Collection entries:
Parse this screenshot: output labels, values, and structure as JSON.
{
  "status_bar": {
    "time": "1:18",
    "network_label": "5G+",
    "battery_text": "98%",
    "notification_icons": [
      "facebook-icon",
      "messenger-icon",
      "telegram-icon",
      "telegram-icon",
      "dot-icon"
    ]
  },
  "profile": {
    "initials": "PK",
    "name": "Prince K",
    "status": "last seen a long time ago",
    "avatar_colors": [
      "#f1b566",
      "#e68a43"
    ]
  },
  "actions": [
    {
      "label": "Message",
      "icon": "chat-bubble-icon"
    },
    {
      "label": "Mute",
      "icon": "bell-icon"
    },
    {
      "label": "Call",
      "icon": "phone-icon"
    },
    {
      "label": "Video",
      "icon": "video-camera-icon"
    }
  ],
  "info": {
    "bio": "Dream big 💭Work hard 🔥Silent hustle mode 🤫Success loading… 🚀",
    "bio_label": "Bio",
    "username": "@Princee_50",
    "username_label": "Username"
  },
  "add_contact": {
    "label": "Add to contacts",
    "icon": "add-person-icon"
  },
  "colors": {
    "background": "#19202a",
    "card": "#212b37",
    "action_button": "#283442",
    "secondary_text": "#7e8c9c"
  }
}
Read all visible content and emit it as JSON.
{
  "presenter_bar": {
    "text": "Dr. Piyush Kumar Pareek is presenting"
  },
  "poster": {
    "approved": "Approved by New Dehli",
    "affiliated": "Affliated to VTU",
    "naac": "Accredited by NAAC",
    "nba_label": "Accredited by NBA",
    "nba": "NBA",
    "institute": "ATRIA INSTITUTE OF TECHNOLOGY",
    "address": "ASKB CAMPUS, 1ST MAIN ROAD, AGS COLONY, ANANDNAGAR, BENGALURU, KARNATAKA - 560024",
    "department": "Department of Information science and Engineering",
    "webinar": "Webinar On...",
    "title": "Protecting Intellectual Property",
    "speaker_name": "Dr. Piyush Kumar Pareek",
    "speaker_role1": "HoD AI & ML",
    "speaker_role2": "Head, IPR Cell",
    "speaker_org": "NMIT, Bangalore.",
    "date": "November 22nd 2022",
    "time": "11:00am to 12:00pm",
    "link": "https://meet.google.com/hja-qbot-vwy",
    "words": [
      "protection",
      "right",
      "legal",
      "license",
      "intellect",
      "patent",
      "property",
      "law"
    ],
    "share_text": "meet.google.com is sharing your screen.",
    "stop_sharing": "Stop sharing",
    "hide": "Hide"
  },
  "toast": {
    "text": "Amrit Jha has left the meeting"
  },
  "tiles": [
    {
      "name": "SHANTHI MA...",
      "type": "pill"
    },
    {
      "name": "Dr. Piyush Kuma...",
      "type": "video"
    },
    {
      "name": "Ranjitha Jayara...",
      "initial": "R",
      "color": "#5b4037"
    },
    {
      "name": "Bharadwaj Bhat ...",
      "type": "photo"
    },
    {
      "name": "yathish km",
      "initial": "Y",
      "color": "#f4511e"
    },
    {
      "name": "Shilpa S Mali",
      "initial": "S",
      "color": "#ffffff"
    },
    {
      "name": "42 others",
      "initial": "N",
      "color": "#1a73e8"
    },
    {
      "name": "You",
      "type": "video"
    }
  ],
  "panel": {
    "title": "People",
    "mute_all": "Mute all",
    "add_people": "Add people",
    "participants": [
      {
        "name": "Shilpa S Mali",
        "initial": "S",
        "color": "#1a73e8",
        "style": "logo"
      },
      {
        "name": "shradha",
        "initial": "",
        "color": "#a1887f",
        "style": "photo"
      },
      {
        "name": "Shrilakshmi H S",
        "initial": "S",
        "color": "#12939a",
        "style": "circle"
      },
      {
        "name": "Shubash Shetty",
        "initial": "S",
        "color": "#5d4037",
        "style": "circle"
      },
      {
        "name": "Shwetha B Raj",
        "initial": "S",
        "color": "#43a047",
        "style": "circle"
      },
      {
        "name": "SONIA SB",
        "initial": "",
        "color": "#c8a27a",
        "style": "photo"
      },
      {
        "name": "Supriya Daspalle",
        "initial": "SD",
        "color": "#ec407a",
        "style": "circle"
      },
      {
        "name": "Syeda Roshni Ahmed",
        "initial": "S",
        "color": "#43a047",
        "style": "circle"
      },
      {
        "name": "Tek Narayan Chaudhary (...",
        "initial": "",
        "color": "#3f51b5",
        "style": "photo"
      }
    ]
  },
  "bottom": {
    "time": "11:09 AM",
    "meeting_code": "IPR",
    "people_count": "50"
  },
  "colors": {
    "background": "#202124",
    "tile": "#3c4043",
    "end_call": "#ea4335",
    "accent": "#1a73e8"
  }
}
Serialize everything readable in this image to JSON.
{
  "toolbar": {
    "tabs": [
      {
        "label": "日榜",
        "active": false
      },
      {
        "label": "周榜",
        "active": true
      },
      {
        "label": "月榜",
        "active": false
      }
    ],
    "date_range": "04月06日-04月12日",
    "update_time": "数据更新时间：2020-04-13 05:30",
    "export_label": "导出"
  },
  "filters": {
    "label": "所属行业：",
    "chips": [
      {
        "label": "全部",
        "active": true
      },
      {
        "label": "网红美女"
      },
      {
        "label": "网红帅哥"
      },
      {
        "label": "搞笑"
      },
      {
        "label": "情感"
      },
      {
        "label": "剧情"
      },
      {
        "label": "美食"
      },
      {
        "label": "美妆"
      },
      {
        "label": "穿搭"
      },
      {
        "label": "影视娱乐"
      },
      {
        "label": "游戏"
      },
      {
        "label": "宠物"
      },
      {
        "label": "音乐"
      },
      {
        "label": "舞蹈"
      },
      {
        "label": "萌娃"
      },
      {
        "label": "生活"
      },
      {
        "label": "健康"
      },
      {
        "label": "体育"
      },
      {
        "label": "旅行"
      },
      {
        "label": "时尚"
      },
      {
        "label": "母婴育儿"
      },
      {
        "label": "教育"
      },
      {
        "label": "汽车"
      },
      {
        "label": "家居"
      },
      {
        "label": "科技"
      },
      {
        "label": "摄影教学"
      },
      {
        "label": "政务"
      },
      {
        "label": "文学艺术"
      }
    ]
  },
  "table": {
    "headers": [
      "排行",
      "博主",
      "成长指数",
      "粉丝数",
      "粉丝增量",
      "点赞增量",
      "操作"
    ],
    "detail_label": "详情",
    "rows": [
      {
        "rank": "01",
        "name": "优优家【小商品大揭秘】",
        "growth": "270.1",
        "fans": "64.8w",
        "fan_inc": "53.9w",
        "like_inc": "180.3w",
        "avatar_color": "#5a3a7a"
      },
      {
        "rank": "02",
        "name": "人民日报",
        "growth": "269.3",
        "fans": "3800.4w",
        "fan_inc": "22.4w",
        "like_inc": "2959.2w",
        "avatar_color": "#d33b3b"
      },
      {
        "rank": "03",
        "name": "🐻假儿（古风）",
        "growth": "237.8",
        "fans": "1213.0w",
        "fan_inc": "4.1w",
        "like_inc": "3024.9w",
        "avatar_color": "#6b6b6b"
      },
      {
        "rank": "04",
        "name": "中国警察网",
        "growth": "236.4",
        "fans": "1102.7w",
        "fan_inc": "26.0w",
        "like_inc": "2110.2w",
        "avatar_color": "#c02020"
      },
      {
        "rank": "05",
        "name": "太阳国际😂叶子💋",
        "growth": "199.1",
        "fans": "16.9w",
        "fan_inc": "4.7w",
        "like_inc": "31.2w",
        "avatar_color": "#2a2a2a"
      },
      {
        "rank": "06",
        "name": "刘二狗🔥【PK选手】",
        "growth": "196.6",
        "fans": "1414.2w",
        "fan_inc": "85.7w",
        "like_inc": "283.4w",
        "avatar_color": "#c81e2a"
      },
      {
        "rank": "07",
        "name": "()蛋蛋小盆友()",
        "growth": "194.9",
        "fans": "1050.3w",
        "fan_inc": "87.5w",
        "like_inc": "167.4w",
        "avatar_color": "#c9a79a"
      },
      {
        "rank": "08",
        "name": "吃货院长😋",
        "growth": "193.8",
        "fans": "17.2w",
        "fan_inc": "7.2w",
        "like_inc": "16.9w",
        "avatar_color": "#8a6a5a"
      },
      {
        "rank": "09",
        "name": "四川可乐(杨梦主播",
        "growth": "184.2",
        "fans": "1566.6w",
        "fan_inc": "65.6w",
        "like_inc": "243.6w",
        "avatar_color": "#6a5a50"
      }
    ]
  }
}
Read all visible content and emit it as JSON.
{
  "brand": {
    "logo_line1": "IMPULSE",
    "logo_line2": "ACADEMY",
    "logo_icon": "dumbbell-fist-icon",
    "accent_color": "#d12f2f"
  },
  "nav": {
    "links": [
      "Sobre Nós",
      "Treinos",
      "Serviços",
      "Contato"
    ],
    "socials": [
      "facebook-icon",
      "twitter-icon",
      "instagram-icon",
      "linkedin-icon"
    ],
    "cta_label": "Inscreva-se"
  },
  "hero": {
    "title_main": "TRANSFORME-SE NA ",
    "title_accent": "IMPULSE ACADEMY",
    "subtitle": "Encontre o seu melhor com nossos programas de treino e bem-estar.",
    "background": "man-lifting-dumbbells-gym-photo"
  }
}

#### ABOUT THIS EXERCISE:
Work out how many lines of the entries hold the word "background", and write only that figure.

#### THE COMPLETED TASK:
3